SERCOS-III links real time and Ethernet

Introduced in the 1980s, SERCOS (SErial Real-time COmmunication System) originally provided an interface to ease the transition of electric drives from an analog to a digital world. By combining with Ethernet, the third-generation architecture—SERCOS-III—is in the process of evolving into a communication interface for all elements of a motion-control system.

By Control Engineering Staff January 29, 2004

Introduced in the 1980s, SERCOS (SErial Real-time COmmunication System) originally provided an interface to ease the transition of electric drives from an analog to a digital world. By combining with Ethernet, the third-generation architecture—SERCOS-III—is in the process of evolving into a communication interface for all elements of a motion-control system.

In SERCOS-III, any standard TCP/IP messaging will be transmitted in a non-real-time time slot, in parallel to real-time data transfer needs of motion control, according to Interests Group SERCOS (IGS). The new interface will draw on the individual strengths of SERCOS and Ethernet—real-time mechanisms and “universal communication,” respectively—for added performance and lower cost.

Reducing cost “per node” is an important goal for this next-generation network. It’s being addressed by a search for lower cost hardware options, for example, a multi-protocol controller or a controller based on field-programmable gate arrays (FPGAs). This development phase is to be completed “in the next few months.” The intent is to take hardware costs down to the level of a typical analog interface.

Among features and enhancements of SERCOS-III are:

A double-ring structure to enable redundant data transfer capability in case of cable breakage;

Direct slave-to-slave communication (not currently available); and

Half the minimum cyclic time of the current SERCOS interface (31.25

One long-standing user of SERCOS technology is Bosch Rexroth Corp . Scott Hibbard, VP of technology, for the company’s Electric Drives and Controls business unit (Hoffman Estates, IL), told Control Engineering , “By incorporating field bus connectivity under the proven synchronous SERCOS protocol, SERCOS-III will give us a single bus that achieves the motion synchronization we require, with the flexibility to access all drive information over a variety of factory protocols.”

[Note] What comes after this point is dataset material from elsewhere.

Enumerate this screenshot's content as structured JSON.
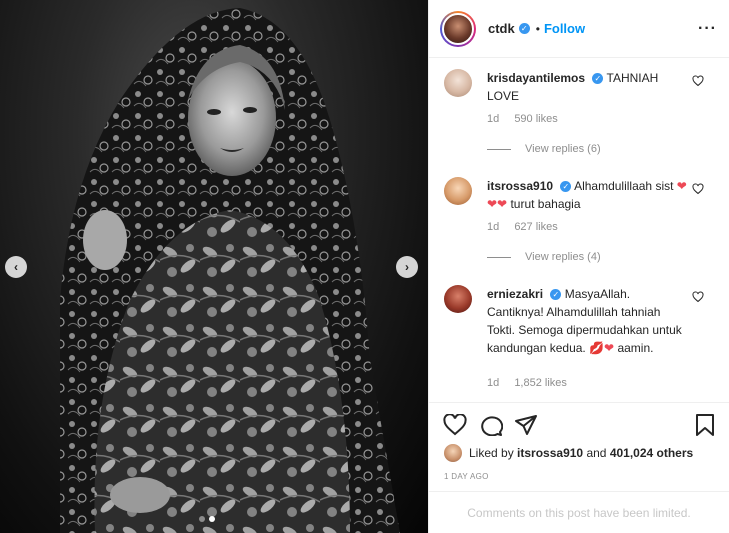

First SERCOS-III prototypes are expected in 2004, with first chip products coming in 2005, says SERCOS North America, the promotional alliance for the interface.

—Frank J. Bartos, executive editor, fbartos@reedbusiness.com